A little spark is all it takes to start a roaring flame
The wood of your heart maybe too wet from your tears now
But soon the kindling will come alive again
Don’t despair when the ghosts that dwell within this hollow pit seek you out
All they can really do
When they invade is just pass through and make you stronger
Throughout the bottom half of the album the spiritual journey continues. Even as each song stands alone, the collective whole is that much more powerful and a moving piece of worship. "Psalm 127" features a beautiful duet between Aleigha and Justin Kostecka and proclaims “Unless you let Me build the house, our labor is in vain.” "Ransom Blood" is soft and contemplative till about halfway through. Then almost suddenly it changes course and ramps up with a Mumford and Sons-esque foot-stomp proclaiming “You believed in me when everybody else wavered. Now the least that I can do is return the favor.” "Wrestling Flames" has a jangly vibe with whistles and “Heys!” reminiscent of Of Monsters And Men while "Little Bird" lyrically works on the idea of being bold when we know who we are in Christ (I’m fearless in Your gaze, I could soar to the broken night). Closing track "Race Along" keeps things upbeat and finishes out the thought of the entire project nicely: It’s lyrics are influenced by the Apostle Paul (Philippians 3):
I will run
I will run towards the goal,
I’ll press on
I will claim my holy prize
The Labyrinth is not overbearing in its message yet clearly tells the story of Creation, the Fall, and redemption found through having a personal relationship with Christ. At the same time, melodies are beautifully woven across a landscape of banjos, acoustic guitars, and violins. A neo-folk sound is probably the closest label, but the unique style and lyrical content of The Labyrinth defies putting it into a neat little box.
I’m confident that great things are ahead for Aly Aleigha and her band. This is truly one of those “under the radar” releases that I think will lay a strong foundation as she continues her career in music and songwriting. Beyond the talent however, it is Aly’s desire to use her songs and her concerts to put God’s glory on display.

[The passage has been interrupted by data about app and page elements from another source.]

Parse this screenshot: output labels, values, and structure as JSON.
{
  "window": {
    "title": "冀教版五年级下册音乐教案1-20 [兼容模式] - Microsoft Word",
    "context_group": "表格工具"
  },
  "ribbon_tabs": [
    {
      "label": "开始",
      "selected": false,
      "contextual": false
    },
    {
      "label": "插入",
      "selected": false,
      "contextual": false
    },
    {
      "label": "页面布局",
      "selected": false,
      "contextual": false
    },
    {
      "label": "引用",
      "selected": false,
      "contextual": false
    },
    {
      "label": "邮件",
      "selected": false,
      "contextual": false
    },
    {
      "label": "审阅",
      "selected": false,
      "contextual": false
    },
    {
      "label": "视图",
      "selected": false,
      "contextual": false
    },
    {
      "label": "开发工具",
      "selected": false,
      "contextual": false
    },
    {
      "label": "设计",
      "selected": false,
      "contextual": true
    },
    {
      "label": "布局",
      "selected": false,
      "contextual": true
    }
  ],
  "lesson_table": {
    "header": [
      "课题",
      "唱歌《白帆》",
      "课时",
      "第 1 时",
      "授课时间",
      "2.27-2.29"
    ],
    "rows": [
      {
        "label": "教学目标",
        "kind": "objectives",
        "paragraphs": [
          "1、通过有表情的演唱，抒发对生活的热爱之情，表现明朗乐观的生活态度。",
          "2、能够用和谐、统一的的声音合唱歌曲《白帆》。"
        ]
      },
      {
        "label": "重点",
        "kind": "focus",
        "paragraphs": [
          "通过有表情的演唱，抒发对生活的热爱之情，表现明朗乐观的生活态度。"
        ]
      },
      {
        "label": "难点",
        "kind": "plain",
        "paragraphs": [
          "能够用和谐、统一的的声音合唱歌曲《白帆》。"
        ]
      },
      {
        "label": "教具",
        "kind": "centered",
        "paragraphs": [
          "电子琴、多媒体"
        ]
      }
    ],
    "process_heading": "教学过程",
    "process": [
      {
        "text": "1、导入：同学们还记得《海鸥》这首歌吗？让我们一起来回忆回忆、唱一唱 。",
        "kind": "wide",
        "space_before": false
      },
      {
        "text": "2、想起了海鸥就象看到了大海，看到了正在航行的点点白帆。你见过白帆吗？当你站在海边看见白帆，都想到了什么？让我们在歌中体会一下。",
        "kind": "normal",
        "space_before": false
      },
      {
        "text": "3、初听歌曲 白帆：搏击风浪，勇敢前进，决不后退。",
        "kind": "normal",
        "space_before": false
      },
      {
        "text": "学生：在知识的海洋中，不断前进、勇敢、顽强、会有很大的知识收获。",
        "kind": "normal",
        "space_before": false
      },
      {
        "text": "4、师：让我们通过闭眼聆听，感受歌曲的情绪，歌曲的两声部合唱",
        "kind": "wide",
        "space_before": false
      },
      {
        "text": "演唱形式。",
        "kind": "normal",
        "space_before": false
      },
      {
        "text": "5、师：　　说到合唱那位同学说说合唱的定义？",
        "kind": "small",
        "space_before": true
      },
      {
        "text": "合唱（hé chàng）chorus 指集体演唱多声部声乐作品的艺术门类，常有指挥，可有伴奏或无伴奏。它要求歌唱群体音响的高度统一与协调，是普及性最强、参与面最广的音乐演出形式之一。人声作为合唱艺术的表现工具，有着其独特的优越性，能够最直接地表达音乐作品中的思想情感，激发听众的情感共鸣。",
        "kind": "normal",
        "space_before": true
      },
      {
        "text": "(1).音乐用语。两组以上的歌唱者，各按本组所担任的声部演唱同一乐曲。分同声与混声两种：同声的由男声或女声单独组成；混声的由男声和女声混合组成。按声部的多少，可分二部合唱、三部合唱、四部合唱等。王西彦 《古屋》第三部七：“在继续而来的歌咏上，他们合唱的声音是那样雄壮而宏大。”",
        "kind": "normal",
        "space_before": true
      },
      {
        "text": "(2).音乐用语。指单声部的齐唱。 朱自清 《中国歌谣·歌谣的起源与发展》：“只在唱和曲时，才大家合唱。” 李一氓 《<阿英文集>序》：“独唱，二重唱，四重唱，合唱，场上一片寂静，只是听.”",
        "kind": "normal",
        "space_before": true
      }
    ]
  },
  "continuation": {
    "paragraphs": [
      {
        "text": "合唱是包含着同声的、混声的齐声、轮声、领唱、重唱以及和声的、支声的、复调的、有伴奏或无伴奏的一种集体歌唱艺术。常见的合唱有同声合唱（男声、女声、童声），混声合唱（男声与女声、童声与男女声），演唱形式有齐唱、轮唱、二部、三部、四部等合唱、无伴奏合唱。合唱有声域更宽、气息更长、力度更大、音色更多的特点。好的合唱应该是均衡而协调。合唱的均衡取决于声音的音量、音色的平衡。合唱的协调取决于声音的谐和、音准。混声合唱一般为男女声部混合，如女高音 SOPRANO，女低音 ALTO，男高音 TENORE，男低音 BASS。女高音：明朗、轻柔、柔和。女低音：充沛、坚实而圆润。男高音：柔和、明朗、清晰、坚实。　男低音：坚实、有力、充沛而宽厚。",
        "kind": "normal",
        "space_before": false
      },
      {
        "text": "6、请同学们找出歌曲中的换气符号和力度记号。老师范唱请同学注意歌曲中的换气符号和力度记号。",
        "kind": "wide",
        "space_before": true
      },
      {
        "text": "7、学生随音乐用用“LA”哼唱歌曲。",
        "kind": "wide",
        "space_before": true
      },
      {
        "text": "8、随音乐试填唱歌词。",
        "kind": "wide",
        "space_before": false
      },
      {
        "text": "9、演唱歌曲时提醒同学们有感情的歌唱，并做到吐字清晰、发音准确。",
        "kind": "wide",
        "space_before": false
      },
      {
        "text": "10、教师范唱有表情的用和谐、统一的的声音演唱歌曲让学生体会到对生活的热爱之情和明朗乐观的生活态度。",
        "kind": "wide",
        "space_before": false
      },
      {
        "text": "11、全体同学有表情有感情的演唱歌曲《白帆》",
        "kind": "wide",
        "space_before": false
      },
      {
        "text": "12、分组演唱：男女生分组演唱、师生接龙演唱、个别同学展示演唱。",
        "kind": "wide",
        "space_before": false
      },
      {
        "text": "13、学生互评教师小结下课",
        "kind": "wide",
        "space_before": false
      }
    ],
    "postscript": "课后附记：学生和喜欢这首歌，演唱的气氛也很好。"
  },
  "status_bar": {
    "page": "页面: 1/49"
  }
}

The Labyrinth does just that and it shares the truth we all need to hear again and again throughout our lives.
Until the next #musicmonday, God bless!
Derek Charles Johnson is a Christ-follower, worship leader, and songwriter residing in Spring Hill, Tennessee. He can be reached at firstname.lastname@example.org